ACTIVITY: All of the data must be output without alteration.

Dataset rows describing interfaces
>>>
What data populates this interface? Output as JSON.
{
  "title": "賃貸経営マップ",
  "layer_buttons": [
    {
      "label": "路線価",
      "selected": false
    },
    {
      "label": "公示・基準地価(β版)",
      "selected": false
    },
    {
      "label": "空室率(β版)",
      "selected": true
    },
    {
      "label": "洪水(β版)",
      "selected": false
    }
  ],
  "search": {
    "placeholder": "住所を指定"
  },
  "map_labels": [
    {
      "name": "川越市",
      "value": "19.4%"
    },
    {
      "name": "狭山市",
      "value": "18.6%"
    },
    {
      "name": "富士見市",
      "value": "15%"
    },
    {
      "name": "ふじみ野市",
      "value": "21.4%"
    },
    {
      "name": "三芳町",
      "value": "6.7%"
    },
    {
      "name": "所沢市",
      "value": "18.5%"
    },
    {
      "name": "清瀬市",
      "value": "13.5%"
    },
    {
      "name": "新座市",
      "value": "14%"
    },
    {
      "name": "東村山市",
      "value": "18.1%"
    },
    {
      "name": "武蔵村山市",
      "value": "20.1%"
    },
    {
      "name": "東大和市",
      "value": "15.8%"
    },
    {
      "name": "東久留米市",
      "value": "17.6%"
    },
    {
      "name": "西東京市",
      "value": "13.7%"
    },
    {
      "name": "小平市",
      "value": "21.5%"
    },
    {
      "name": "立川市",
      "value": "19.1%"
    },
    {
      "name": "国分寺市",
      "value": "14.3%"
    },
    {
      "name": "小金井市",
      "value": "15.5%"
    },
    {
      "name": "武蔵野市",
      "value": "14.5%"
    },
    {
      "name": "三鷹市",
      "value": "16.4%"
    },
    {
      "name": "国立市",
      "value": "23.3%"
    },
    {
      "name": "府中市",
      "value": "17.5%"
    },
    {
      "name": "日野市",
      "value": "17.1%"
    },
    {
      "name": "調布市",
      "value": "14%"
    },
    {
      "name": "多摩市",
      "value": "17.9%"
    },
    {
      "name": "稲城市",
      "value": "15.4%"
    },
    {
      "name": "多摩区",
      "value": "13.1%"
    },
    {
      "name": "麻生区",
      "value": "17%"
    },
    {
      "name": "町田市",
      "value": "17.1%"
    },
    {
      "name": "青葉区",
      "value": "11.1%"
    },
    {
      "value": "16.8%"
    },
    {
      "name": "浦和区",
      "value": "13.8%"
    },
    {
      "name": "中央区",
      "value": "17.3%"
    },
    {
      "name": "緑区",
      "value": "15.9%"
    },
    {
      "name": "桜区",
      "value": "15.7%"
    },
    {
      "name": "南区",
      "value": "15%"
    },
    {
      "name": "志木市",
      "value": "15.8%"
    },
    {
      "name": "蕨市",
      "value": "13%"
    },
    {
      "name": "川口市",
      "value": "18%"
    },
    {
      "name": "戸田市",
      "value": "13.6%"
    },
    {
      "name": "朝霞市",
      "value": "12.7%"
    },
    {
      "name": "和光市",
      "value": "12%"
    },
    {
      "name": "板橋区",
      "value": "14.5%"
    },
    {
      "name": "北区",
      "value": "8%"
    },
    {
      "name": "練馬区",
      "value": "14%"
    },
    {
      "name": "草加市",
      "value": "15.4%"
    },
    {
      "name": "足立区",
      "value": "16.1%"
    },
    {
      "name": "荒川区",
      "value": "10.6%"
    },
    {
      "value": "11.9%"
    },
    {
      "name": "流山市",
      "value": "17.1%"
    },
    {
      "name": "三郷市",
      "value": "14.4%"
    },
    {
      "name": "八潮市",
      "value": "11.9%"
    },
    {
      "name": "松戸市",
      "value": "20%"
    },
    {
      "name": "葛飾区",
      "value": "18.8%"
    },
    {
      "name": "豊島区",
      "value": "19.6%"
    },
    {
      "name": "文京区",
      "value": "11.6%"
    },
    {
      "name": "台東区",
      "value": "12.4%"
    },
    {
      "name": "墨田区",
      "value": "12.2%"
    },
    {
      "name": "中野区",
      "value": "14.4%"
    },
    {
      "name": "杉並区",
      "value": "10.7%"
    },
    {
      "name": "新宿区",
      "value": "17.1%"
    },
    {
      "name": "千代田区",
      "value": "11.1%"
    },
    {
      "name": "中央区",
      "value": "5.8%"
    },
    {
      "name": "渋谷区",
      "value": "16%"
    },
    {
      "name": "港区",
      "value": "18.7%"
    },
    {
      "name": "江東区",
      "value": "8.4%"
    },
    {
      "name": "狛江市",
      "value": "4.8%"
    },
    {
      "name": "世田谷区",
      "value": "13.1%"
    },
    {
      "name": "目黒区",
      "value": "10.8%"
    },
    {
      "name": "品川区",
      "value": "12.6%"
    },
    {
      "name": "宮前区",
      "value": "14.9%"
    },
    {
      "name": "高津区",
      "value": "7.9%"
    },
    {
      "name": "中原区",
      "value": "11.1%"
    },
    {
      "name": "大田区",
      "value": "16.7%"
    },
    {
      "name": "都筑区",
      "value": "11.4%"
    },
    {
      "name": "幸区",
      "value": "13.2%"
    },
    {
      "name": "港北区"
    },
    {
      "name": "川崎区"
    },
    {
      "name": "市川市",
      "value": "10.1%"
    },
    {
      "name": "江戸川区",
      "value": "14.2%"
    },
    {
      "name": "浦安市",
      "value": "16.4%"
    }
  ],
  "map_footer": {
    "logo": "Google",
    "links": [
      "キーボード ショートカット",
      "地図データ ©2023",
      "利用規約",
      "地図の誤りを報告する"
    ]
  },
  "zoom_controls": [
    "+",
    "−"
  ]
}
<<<
YOUR SOLUTION:
What data populates this interface? Output as JSON.
{
  "title": "賃貸経営マップ",
  "layer_buttons": [
    {
      "label": "路線価",
      "selected": false
    },
    {
      "label": "公示・基準地価(β版)",
      "selected": false
    },
    {
      "label": "空室率(β版)",
      "selected": true
    },
    {
      "label": "洪水(β版)",
      "selected": false
    }
  ],
  "search": {
    "placeholder": "住所を指定"
  },
  "map_labels": [
    {
      "name": "川越市",
      "value": "19.4%"
    },
    {
      "name": "狭山市",
      "value": "18.6%"
    },
    {
      "name": "富士見市",
      "value": "15%"
    },
    {
      "name": "ふじみ野市",
      "value": "21.4%"
    },
    {
      "name": "三芳町",
      "value": "6.7%"
    },
    {
      "name": "所沢市",
      "value": "18.5%"
    },
    {
      "name": "清瀬市",
      "value": "13.5%"
    },
    {
      "name": "新座市",
      "value": "14%"
    },
    {
      "name": "東村山市",
      "value": "18.1%"
    },
    {
      "name": "武蔵村山市",
      "value": "20.1%"
    },
    {
      "name": "東大和市",
      "value": "15.8%"
    },
    {
      "name": "東久留米市",
      "value": "17.6%"
    },
    {
      "name": "西東京市",
      "value": "13.7%"
    },
    {
      "name": "小平市",
      "value": "21.5%"
    },
    {
      "name": "立川市",
      "value": "19.1%"
    },
    {
      "name": "国分寺市",
      "value": "14.3%"
    },
    {
      "name": "小金井市",
      "value": "15.5%"
    },
    {
      "name": "武蔵野市",
      "value": "14.5%"
    },
    {
      "name": "三鷹市",
      "value": "16.4%"
    },
    {
      "name": "国立市",
      "value": "23.3%"
    },
    {
      "name": "府中市",
      "value": "17.5%"
    },
    {
      "name": "日野市",
      "value": "17.1%"
    },
    {
      "name": "調布市",
      "value": "14%"
    },
    {
      "name": "多摩市",
      "value": "17.9%"
    },
    {
      "name": "稲城市",
      "value": "15.4%"
    },
    {
      "name": "多摩区",
      "value": "13.1%"
    },
    {
      "name": "麻生区",
      "value": "17%"
    },
    {
      "name": "町田市",
      "value": "17.1%"
    },
    {
      "name": "青葉区",
      "value": "11.1%"
    },
    {
      "value": "16.8%"
    },
    {
      "name": "浦和区",
      "value": "13.8%"
    },
    {
      "name": "中央区",
      "value": "17.3%"
    },
    {
      "name": "緑区",
      "value": "15.9%"
    },
    {
      "name": "桜区",
      "value": "15.7%"
    },
    {
      "name": "南区",
      "value": "15%"
    },
    {
      "name": "志木市",
      "value": "15.8%"
    },
    {
      "name": "蕨市",
      "value": "13%"
    },
    {
      "name": "川口市",
      "value": "18%"
    },
    {
      "name": "戸田市",
      "value": "13.6%"
    },
    {
      "name": "朝霞市",
      "value": "12.7%"
    },
    {
      "name": "和光市",
      "value": "12%"
    },
    {
      "name": "板橋区",
      "value": "14.5%"
    },
    {
      "name": "北区",
      "value": "8%"
    },
    {
      "name": "練馬区",
      "value": "14%"
    },
    {
      "name": "草加市",
      "value": "15.4%"
    },
    {
      "name": "足立区",
      "value": "16.1%"
    },
    {
      "name": "荒川区",
      "value": "10.6%"
    },
    {
      "value": "11.9%"
    },
    {
      "name": "流山市",
      "value": "17.1%"
    },
    {
      "name": "三郷市",
      "value": "14.4%"
    },
    {
      "name": "八潮市",
      "value": "11.9%"
    },
    {
      "name": "松戸市",
      "value": "20%"
    },
    {
      "name": "葛飾区",
      "value": "18.8%"
    },
    {
      "name": "豊島区",
      "value": "19.6%"
    },
    {
      "name": "文京区",
      "value": "11.6%"
    },
    {
      "name": "台東区",
      "value": "12.4%"
    },
    {
      "name": "墨田区",
      "value": "12.2%"
    },
    {
      "name": "中野区",
      "value": "14.4%"
    },
    {
      "name": "杉並区",
      "value": "10.7%"
    },
    {
      "name": "新宿区",
      "value": "17.1%"
    },
    {
      "name": "千代田区",
      "value": "11.1%"
    },
    {
      "name": "中央区",
      "value": "5.8%"
    },
    {
      "name": "渋谷区",
      "value": "16%"
    },
    {
      "name": "港区",
      "value": "18.7%"
    },
    {
      "name": "江東区",
      "value": "8.4%"
    },
    {
      "name": "狛江市",
      "value": "4.8%"
    },
    {
      "name": "世田谷区",
      "value": "13.1%"
    },
    {
      "name": "目黒区",
      "value": "10.8%"
    },
    {
      "name": "品川区",
      "value": "12.6%"
    },
    {
      "name": "宮前区",
      "value": "14.9%"
    },
    {
      "name": "高津区",
      "value": "7.9%"
    },
    {
      "name": "中原区",
      "value": "11.1%"
    },
    {
      "name": "大田区",
      "value": "16.7%"
    },
    {
      "name": "都筑区",
      "value": "11.4%"
    },
    {
      "name": "幸区",
      "value": "13.2%"
    },
    {
      "name": "港北区"
    },
    {
      "name": "川崎区"
    },
    {
      "name": "市川市",
      "value": "10.1%"
    },
    {
      "name": "江戸川区",
      "value": "14.2%"
    },
    {
      "name": "浦安市",
      "value": "16.4%"
    }
  ],
  "map_footer": {
    "logo": "Google",
    "links": [
      "キーボード ショートカット",
      "地図データ ©2023",
      "利用規約",
      "地図の誤りを報告する"
    ]
  },
  "zoom_controls": [
    "+",
    "−"
  ]
}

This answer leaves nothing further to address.